Category Archives: Algebra II

Spaghetti Trigonometry

This lesson was adapted from the NCTM website.

The aim: For students to understand the origin and characteristics of the graphs of sin(x) and cos(x).

Student comments during the lesson:

  • This was the best lesson of the year!
  • Where did time go?
  • Can we have more lessons like this?


Students will need:

  • Blank unit circle and trig. graph 
  • Glue stick
  • Protractor
  • A small pile of spaghetti noodles.

The student steps are simple:

  • Label the unit circle axis (-1 and 1’s) and the trig graph x-axis (0degs to 360degs). Do not yet label the y-axis.
  • Use a piece of spaghetti to mark a the unit distance from the origin at 15degs to the x-axis. Stick it down and label the angle.
  • Take another piece of spaghetti and measure the y-coordinate (sin(x)) of the point on the circle. Transfer this piece to lie on the trig graph vertically above the 15deg mark.
  • Repeat at 15 degree intervals all the way around the shape.
  • When you have finished, draw a line going over the top of all your spaghetti sticks to show the graph.
  • Finished all the way to 360degs? Try the same again but this time measure the x-coordinate (cos(x)) of each point on the unit circle (you will need a blank trig axis).

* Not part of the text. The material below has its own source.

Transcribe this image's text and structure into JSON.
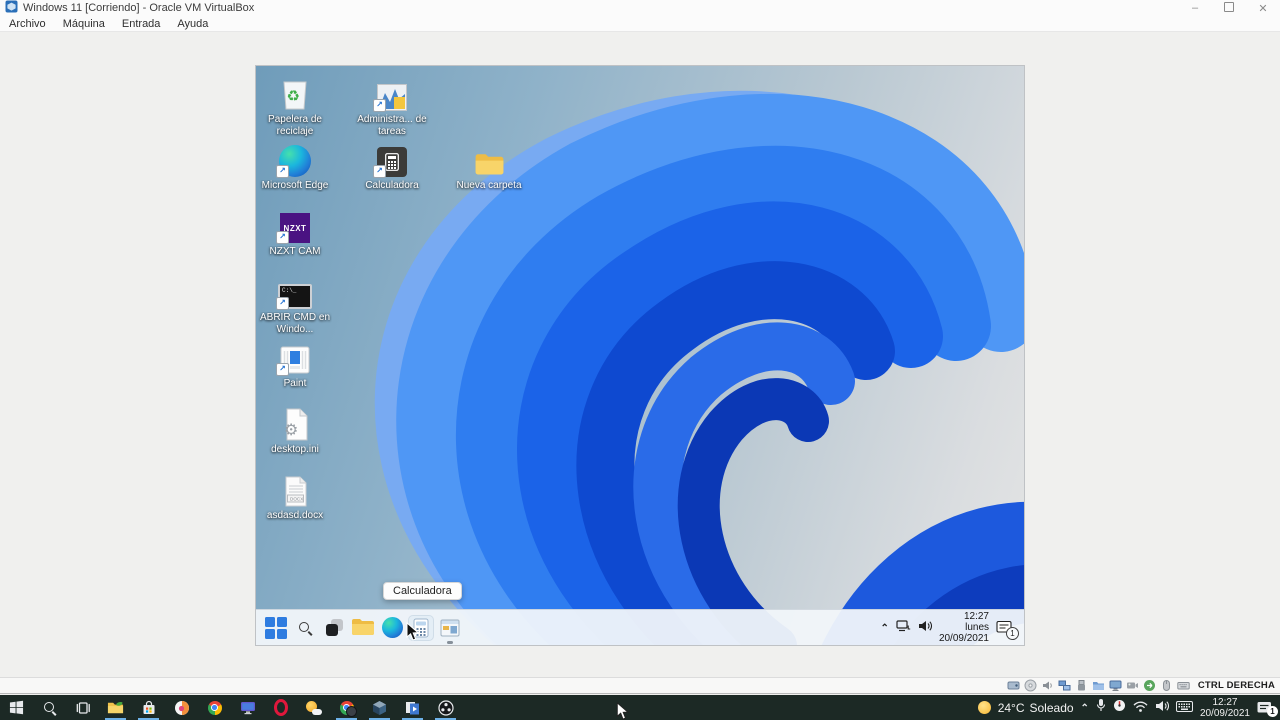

What I learned from teaching this lesson:

  • For general buy-in, it is really good for students to make predictions about how they think the graph will continue past 15 degrees, at the start of the lesson.
  • I certainly needed to demonstrate the first couple of noodles for students to get the idea, but they loved it.
  • I need to make more of the last 15 minutes of the lesson to really cement the learning, but this has given me license to talk about the graphs of sin(x) and cos(x) for some lessons to come.

It was very satisfying to show the animations found here in order to discuss the shapes of the curves.

Why I love Tarsia

Apparently it takes 10,000 hours to become an expert at anything you put your mind to, although not everyone agrees. A great pianist, however talented, does not become a virtuoso overnight. What is clear is that to become proficient in mathematics, yes, we need rich tasks and activities to build connections but sometimes you just need to ‘practice the scales.’ Many lessons out there are full of worksheets and textbooks where students can practice the same idea over and over again to their hearts content. The trouble is, this can be so boring for the individual and really demotivating for learning.

I want my mathematics classroom to be a place where students can get the practice they need but not get bored. That is why I love Formulator Tarsia.

Endless questions are boring, but put those questions in the context of group-work (possibly including competition) and suddenly it becomes a project where the task is to build a shape and the students find they are learning by accident. This is the best type of learning.

A download of this crucial program can be found here.

Pre-made files can be found here

I recently made a Tarsia activity for finding common denominators of rational expressions; this can be found here (right click and ‘Save Link As’).